PhotoPacificScienceCtrArches.jpg
Paula Wissel
/
KNKX
The Pacific Science Center would benefit if a proposed countywide sales tax measure passes.

Are you willing to pay an extra $30  in sales tax a year to help support museums, theaters and other cultural institutions? That’s the question King County voters are being asked in the form of Proposition 1, Sales Tax for Cultural Access Program.The measure would help support institutions like the Seattle Symphony and the Enumclaw History Museum. A portion would have to be spent making arts, heritage and science programs more accessible, particularly for kids.

Manny Cawaling, Executive Director of Youth Theatre Northwest, is a strong advocate for the sales tax increase. He said such funding would be a lifeline to community-based groups like his.

Speaking before the King County Council earlier this year, Cawaling said he had once been offered the associate artistic directorship at the Northwest Asian American Theater. He didn’t take it, thinking it was something he could always go back to. But the theater company went under.

“That did not survive and it’s a resource that kids cannot have today to learn about their Asian Pacific American experience. If there was an access for all measure, then we would have that theater and people would be able to experience our culture through theater,” he said.

Opposition to the cultural access tax comes from many fronts.

Some say adding to the sales tax places an unfair burden on the poor. Other critics say the county has higher priorities such as housing and transportation.

Still others, including opponents to the Woodland Park Zoo, either don’t like some of the specific organizations funded or that a lot of the money goes to large relatively wealthy organizations.

The measure appears on primary ballots across the county, which need to be returned by Aug. 1.

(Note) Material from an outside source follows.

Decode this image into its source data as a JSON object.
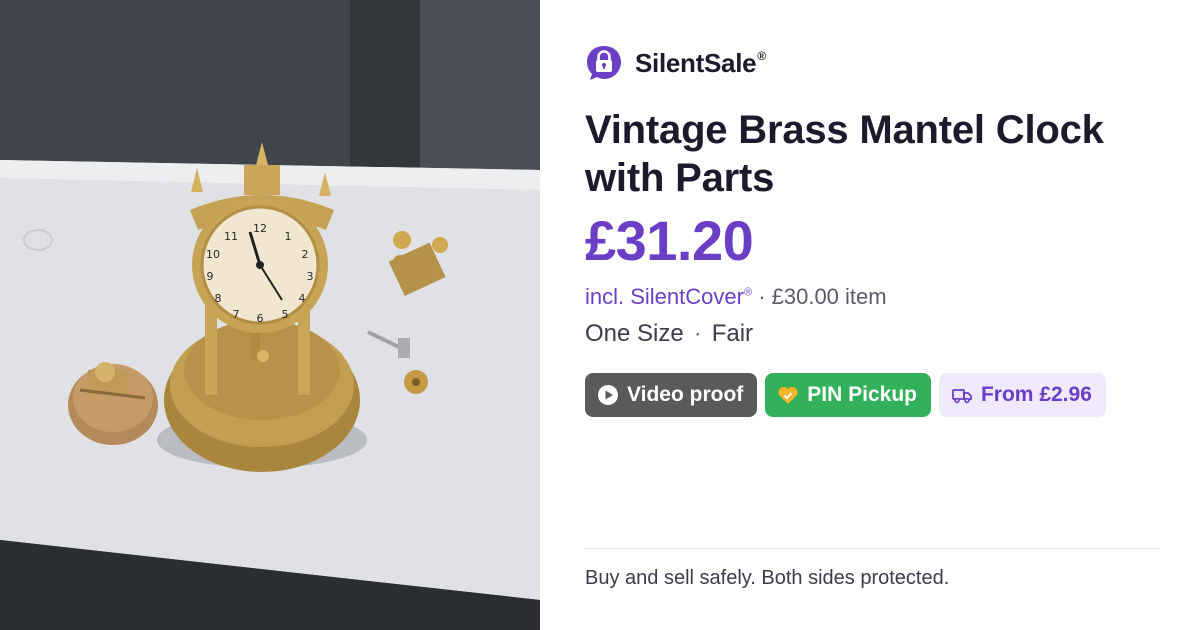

Paula reports on groundbreaking legal decisions in Washington State and on trends in crime and law enforcement. She’s been at KNKX since 1989 and has covered the Law and Justice beat for the past 15 years. Paula grew up in Idaho and, prior to KNKX, worked in public radio and television in Boise, San Francisco and upstate New York.